Repurposing promising cancer drugs may lead to a new approach to treating TB
Promising experimental cancer chemotherapy drugs may help knock out another life-threatening disease: tuberculosis (TB). A new study published by scientists at Texas Biomedical Research Institute in San Antonio pinpoints a mechanism in regulating cell death called apoptosis that is a potential new target for helping to control the bacterial infection (Mycobacterium tuberculosis or M.tb) that causes the lung disease TB.
Lead author of the newly-published study, Eusondia Arnett, Ph.D., a Staff Scientist at Texas Biomed, and her colleagues have been testing this theory for about two years. Using human immune cells called macrophages and infecting them with M.tb in the lab, scientists were able to test their theory that pathways regulated by a master regulator of gene expression - a host protein called PPAR? -- are a good target for intervention to halt the progression of the disease.

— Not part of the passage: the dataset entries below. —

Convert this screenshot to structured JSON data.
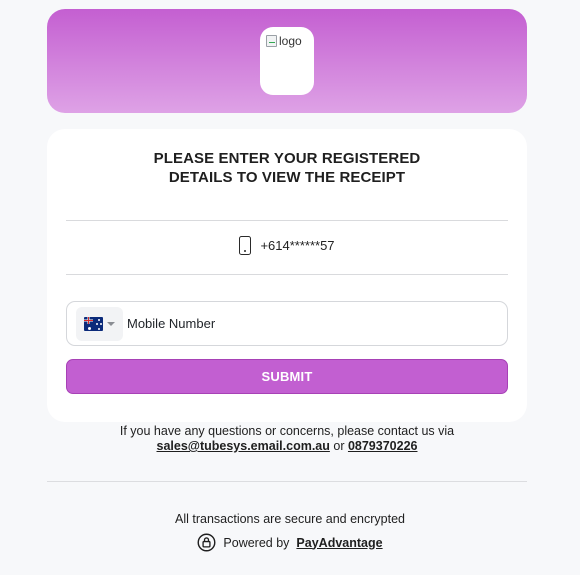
{
  "header": {
    "logo_alt": "logo",
    "gradient_top": "#c45fd1",
    "gradient_bottom": "#dea2e6"
  },
  "card": {
    "title_line1": "PLEASE ENTER YOUR REGISTERED",
    "title_line2": "DETAILS TO VIEW THE RECEIPT",
    "masked_phone": "+614******57",
    "phone_icon": "smartphone-icon",
    "country_flag": "australia-flag",
    "mobile_placeholder": "Mobile Number",
    "submit_label": "SUBMIT",
    "accent": "#c25fd1"
  },
  "contact": {
    "text_before": "If you have any questions or concerns, please contact us via ",
    "email": "sales@tubesys.email.com.au",
    "text_or": " or ",
    "phone": "0879370226"
  },
  "footer": {
    "secure_text": "All transactions are secure and encrypted",
    "powered_prefix": "Powered by",
    "powered_brand": "PayAdvantage",
    "lock_icon": "lock-icon"
  }
}
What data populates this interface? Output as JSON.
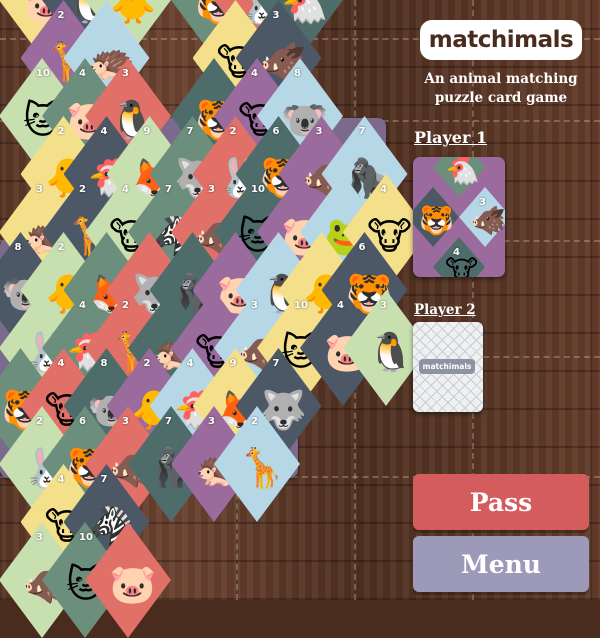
{
  "app": {
    "logo_text": "matchimals",
    "tagline": "An animal matching puzzle card game"
  },
  "players": {
    "player1": {
      "label": "Player 1"
    },
    "player2": {
      "label": "Player 2",
      "card_back_logo": "matchimals"
    }
  },
  "buttons": {
    "pass_label": "Pass",
    "menu_label": "Menu"
  },
  "colors": {
    "pass": "#d45c5c",
    "menu": "#9c9ab8",
    "wood": "#5a3626"
  },
  "tile_colors": [
    "#f4e08a",
    "#6b8f7c",
    "#9a6b9c",
    "#4c5866",
    "#e07068",
    "#b6d8e6",
    "#c8e0b0",
    "#4e6d6a"
  ],
  "board_tiles": [
    {
      "emoji": "🐷",
      "num": ""
    },
    {
      "emoji": "🐧",
      "num": ""
    },
    {
      "emoji": "🐥",
      "num": ""
    },
    {
      "emoji": "🐯",
      "num": "6"
    },
    {
      "emoji": "🐰",
      "num": ""
    },
    {
      "emoji": "🐔",
      "num": "4"
    },
    {
      "emoji": "🦒",
      "num": "2"
    },
    {
      "emoji": "🦔",
      "num": ""
    },
    {
      "emoji": "🐮",
      "num": ""
    },
    {
      "emoji": "🐗",
      "num": "3"
    },
    {
      "emoji": "🐱",
      "num": "10"
    },
    {
      "emoji": "🐷",
      "num": "4"
    },
    {
      "emoji": "🐧",
      "num": "3"
    },
    {
      "emoji": "🐯",
      "num": ""
    },
    {
      "emoji": "🐮",
      "num": "4"
    },
    {
      "emoji": "🐨",
      "num": "8"
    },
    {
      "emoji": "🐥",
      "num": "2"
    },
    {
      "emoji": "🐔",
      "num": "4"
    },
    {
      "emoji": "🦊",
      "num": "9"
    },
    {
      "emoji": "🐺",
      "num": "7"
    },
    {
      "emoji": "🐰",
      "num": "2"
    },
    {
      "emoji": "🐯",
      "num": "6"
    },
    {
      "emoji": "🐗",
      "num": "3"
    },
    {
      "emoji": "🦍",
      "num": "7"
    },
    {
      "emoji": "🦔",
      "num": "3"
    },
    {
      "emoji": "🦒",
      "num": "2"
    },
    {
      "emoji": "🐮",
      "num": "4"
    },
    {
      "emoji": "🦓",
      "num": "7"
    },
    {
      "emoji": "🐗",
      "num": "3"
    },
    {
      "emoji": "🐱",
      "num": "10"
    },
    {
      "emoji": "🐷",
      "num": ""
    },
    {
      "emoji": "🐸",
      "num": ""
    },
    {
      "emoji": "🐮",
      "num": "4"
    },
    {
      "emoji": "🐨",
      "num": "8"
    },
    {
      "emoji": "🐥",
      "num": "2"
    },
    {
      "emoji": "🦊",
      "num": ""
    },
    {
      "emoji": "🐺",
      "num": ""
    },
    {
      "emoji": "🦍",
      "num": ""
    }
  ],
  "hand_card": [
    {
      "emoji": "🐔",
      "num": ""
    },
    {
      "emoji": "🐯",
      "num": ""
    },
    {
      "emoji": "🐗",
      "num": "3"
    },
    {
      "emoji": "🐮",
      "num": "4"
    }
  ]
}
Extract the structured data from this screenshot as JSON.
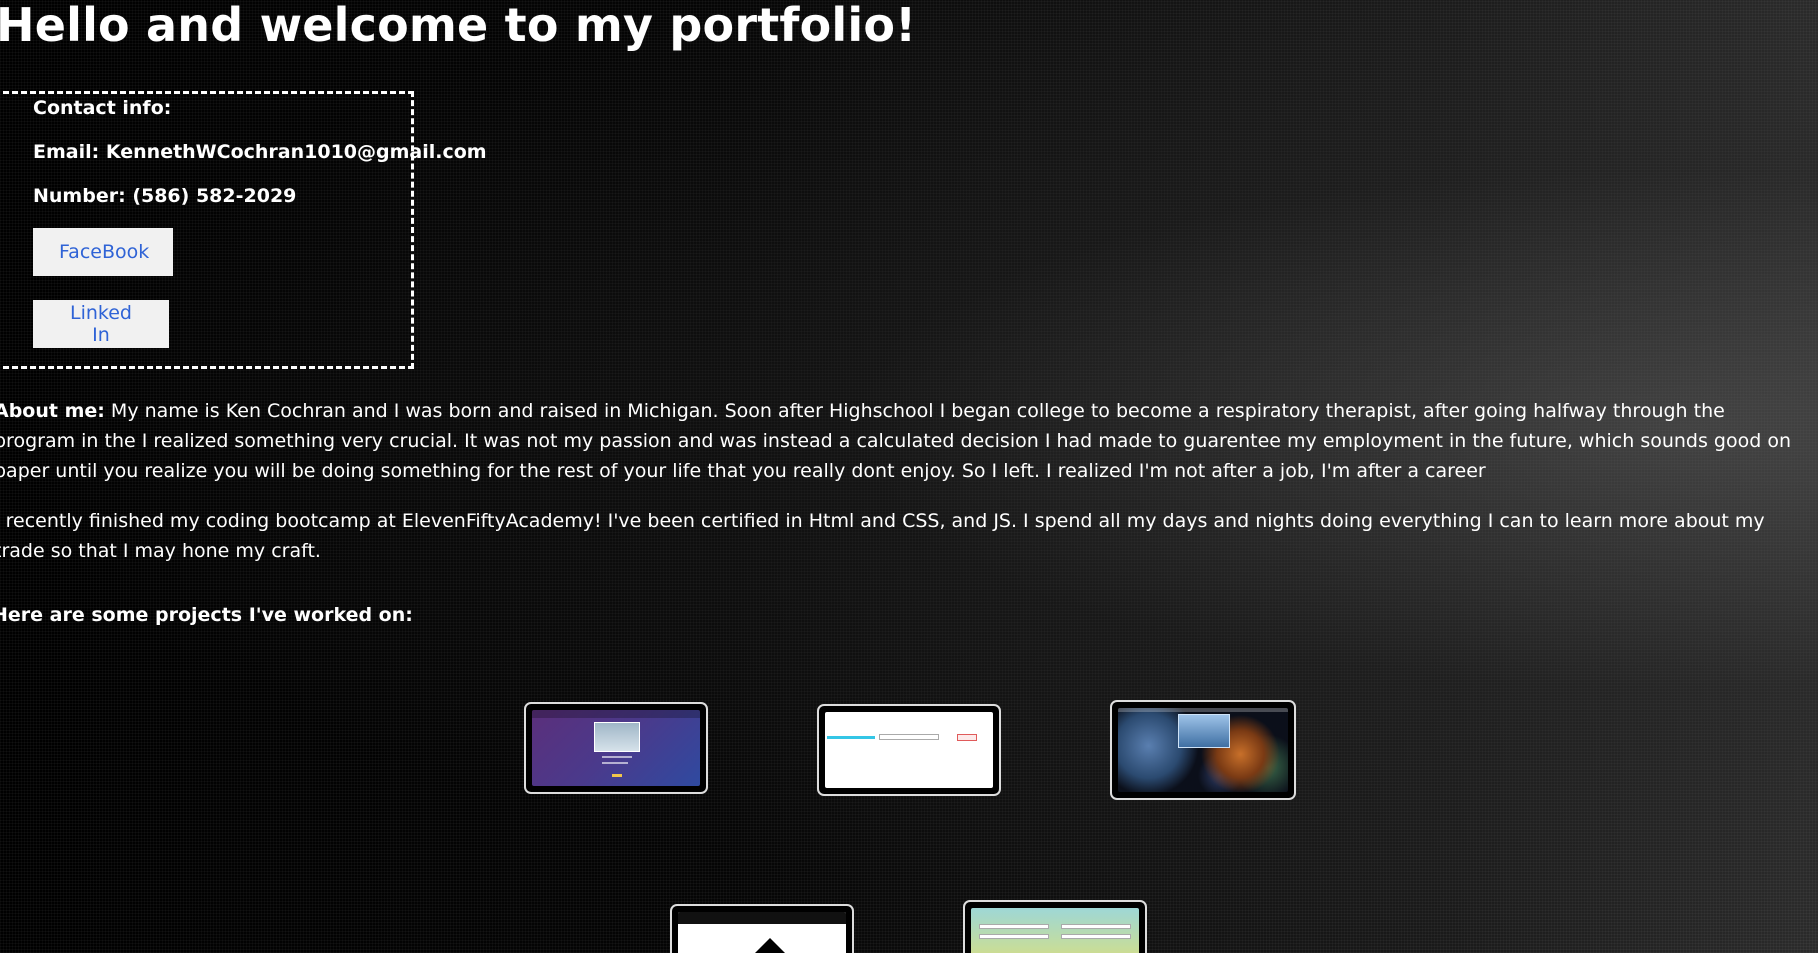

When Dr. Arnett's team treated M.tb-infected macrophages with Mcl-1 inhibitors that target this important apoptotic pathway, they found a reduction of M.tb growth by 80%.
Almost 20 people develop TB and four people die from the disease every minute, somewhere in the world. TB is now the world's deadliest single infectious disease, surpassing AIDS.
"If we can stimulate apoptosis in M.tb-infected cells, then we can reduce M.tb growth, Dr. Arnett explained. "Induction of apoptosis and subsequent reduced M.tb growth should ultimately result in less inflammation and damage to the lungs, and increased control of TB."
Tuberculosis infection also creates granulomas in the lungs - dense cellular structures that are the body's attempt to wall off an infection it is unable to eliminate. However, granulomas also provide a niche for the bacterium to become recalcitrant to antibiotics, Dr. Arnett's study showed that these experimental cancer drugs also reduced M.tb growth in granulomas using a human granuloma model holding promise for the activity of these drugs in human and animal models.
Cancer drugs similar to those used in the study are already in Phase II of Food and Drug Administration clinical trials. The next step for testing on the TB front will be to find out the effectiveness of this therapy in a mouse model, and then finally, in a nonhuman primate before moving on to human trials.
"It's very exciting that these have already gone through a lot of testing in humans and we can capitalize on that," Dr. Arnett said, explaining this could speed up the time it takes to get a new treatment to patients with tuberculosis.
This study is a great example of why basic scientific research is so important," said senior investigator of the study Dr. Larry Schlesinger, the President & CEO of Texas Biomed. "When we study important host cell pathways for disease, we can find relationships we didn't even know existed. We can forge new ways to use current knowledge to create novel strategies for host-directed therapy for infection to be used along with antibiotics."
The study is published in the June 21, 2018 edition of the Journal PLOS Pathogens. This work was supported in part by a National Institutes of Health T32 Fellowship, "Molecular Mechanisms of Lung Inflammation", award # T32HL007946 (to EA) and a National Institutes of Health T32 Fellowship, "Interdisciplinary Program in Microbe-Host Biology, award #1-T32-AI-112542 (to EA), and National Institutes of Health grants AI059639 and AI052458 (to LSS).
Texas Biomed is one of the world's leading independent biomedical research institutions dedicated to advancing health worldwide through innovative biomedical research. The Institute is home to the Southwest National Primate Research Center (SNPRC) and provides broad services in primate research. SNPRC contributes to a national network of National Primate Research Centers (NPRCs) with specialized technologies, capabilities and primate resources, many of which are unique to the SNPRC. The Center also serves investigators around the globe with research and technical procedures for collaborative projects.